### INSTRUCTIONS FOR THE TASK
The expected output is the complete data, reproduced exactly.

Component data from apps and pages
Content starts
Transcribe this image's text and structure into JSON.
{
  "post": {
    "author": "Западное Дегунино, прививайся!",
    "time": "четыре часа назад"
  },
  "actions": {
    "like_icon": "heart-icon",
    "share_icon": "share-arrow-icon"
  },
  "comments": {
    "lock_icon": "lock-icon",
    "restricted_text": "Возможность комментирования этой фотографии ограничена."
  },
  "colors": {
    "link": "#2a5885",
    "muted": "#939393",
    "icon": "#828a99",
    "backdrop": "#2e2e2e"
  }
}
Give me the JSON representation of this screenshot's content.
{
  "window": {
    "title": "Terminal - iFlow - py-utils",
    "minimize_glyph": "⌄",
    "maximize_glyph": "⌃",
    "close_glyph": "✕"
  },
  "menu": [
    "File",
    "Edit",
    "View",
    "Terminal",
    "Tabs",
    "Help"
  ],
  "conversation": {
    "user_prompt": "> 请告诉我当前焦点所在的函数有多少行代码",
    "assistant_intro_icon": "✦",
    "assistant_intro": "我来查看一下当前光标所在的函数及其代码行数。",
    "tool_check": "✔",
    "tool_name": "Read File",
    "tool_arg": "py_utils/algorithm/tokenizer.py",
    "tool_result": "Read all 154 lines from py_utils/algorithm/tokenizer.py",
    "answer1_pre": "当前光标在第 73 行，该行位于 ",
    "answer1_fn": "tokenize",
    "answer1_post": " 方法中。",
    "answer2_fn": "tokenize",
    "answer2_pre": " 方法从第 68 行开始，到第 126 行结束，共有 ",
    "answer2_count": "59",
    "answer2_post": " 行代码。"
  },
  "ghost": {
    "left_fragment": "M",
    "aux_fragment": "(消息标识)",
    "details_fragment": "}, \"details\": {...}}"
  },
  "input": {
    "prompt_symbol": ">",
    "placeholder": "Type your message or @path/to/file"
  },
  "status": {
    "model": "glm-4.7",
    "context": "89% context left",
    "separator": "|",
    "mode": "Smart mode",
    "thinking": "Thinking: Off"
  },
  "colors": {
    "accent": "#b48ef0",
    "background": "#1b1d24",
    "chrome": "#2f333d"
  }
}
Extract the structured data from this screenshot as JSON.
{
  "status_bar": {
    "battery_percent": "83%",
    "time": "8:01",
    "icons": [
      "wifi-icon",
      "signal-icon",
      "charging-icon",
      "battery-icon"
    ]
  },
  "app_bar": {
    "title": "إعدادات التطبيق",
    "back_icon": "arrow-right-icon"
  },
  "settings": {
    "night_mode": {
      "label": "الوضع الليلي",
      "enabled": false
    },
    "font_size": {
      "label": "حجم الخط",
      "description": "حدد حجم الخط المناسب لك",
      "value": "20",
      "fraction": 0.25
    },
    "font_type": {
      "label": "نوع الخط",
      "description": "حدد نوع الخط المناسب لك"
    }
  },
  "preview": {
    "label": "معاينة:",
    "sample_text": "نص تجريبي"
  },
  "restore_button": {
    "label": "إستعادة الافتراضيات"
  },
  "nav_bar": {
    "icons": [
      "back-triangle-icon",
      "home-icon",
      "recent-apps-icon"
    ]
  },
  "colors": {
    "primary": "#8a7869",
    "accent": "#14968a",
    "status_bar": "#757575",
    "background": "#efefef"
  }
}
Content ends
### RESPONSE AREA
Transcribe this image's text and structure into JSON.
{
  "post": {
    "author": "Западное Дегунино, прививайся!",
    "time": "четыре часа назад"
  },
  "actions": {
    "like_icon": "heart-icon",
    "share_icon": "share-arrow-icon"
  },
  "comments": {
    "lock_icon": "lock-icon",
    "restricted_text": "Возможность комментирования этой фотографии ограничена."
  },
  "colors": {
    "link": "#2a5885",
    "muted": "#939393",
    "icon": "#828a99",
    "backdrop": "#2e2e2e"
  }
}
Give me the JSON representation of this screenshot's content.
{
  "window": {
    "title": "Terminal - iFlow - py-utils",
    "minimize_glyph": "⌄",
    "maximize_glyph": "⌃",
    "close_glyph": "✕"
  },
  "menu": [
    "File",
    "Edit",
    "View",
    "Terminal",
    "Tabs",
    "Help"
  ],
  "conversation": {
    "user_prompt": "> 请告诉我当前焦点所在的函数有多少行代码",
    "assistant_intro_icon": "✦",
    "assistant_intro": "我来查看一下当前光标所在的函数及其代码行数。",
    "tool_check": "✔",
    "tool_name": "Read File",
    "tool_arg": "py_utils/algorithm/tokenizer.py",
    "tool_result": "Read all 154 lines from py_utils/algorithm/tokenizer.py",
    "answer1_pre": "当前光标在第 73 行，该行位于 ",
    "answer1_fn": "tokenize",
    "answer1_post": " 方法中。",
    "answer2_fn": "tokenize",
    "answer2_pre": " 方法从第 68 行开始，到第 126 行结束，共有 ",
    "answer2_count": "59",
    "answer2_post": " 行代码。"
  },
  "ghost": {
    "left_fragment": "M",
    "aux_fragment": "(消息标识)",
    "details_fragment": "}, \"details\": {...}}"
  },
  "input": {
    "prompt_symbol": ">",
    "placeholder": "Type your message or @path/to/file"
  },
  "status": {
    "model": "glm-4.7",
    "context": "89% context left",
    "separator": "|",
    "mode": "Smart mode",
    "thinking": "Thinking: Off"
  },
  "colors": {
    "accent": "#b48ef0",
    "background": "#1b1d24",
    "chrome": "#2f333d"
  }
}
Extract the structured data from this screenshot as JSON.
{
  "status_bar": {
    "battery_percent": "83%",
    "time": "8:01",
    "icons": [
      "wifi-icon",
      "signal-icon",
      "charging-icon",
      "battery-icon"
    ]
  },
  "app_bar": {
    "title": "إعدادات التطبيق",
    "back_icon": "arrow-right-icon"
  },
  "settings": {
    "night_mode": {
      "label": "الوضع الليلي",
      "enabled": false
    },
    "font_size": {
      "label": "حجم الخط",
      "description": "حدد حجم الخط المناسب لك",
      "value": "20",
      "fraction": 0.25
    },
    "font_type": {
      "label": "نوع الخط",
      "description": "حدد نوع الخط المناسب لك"
    }
  },
  "preview": {
    "label": "معاينة:",
    "sample_text": "نص تجريبي"
  },
  "restore_button": {
    "label": "إستعادة الافتراضيات"
  },
  "nav_bar": {
    "icons": [
      "back-triangle-icon",
      "home-icon",
      "recent-apps-icon"
    ]
  },
  "colors": {
    "primary": "#8a7869",
    "accent": "#14968a",
    "status_bar": "#757575",
    "background": "#efefef"
  }
}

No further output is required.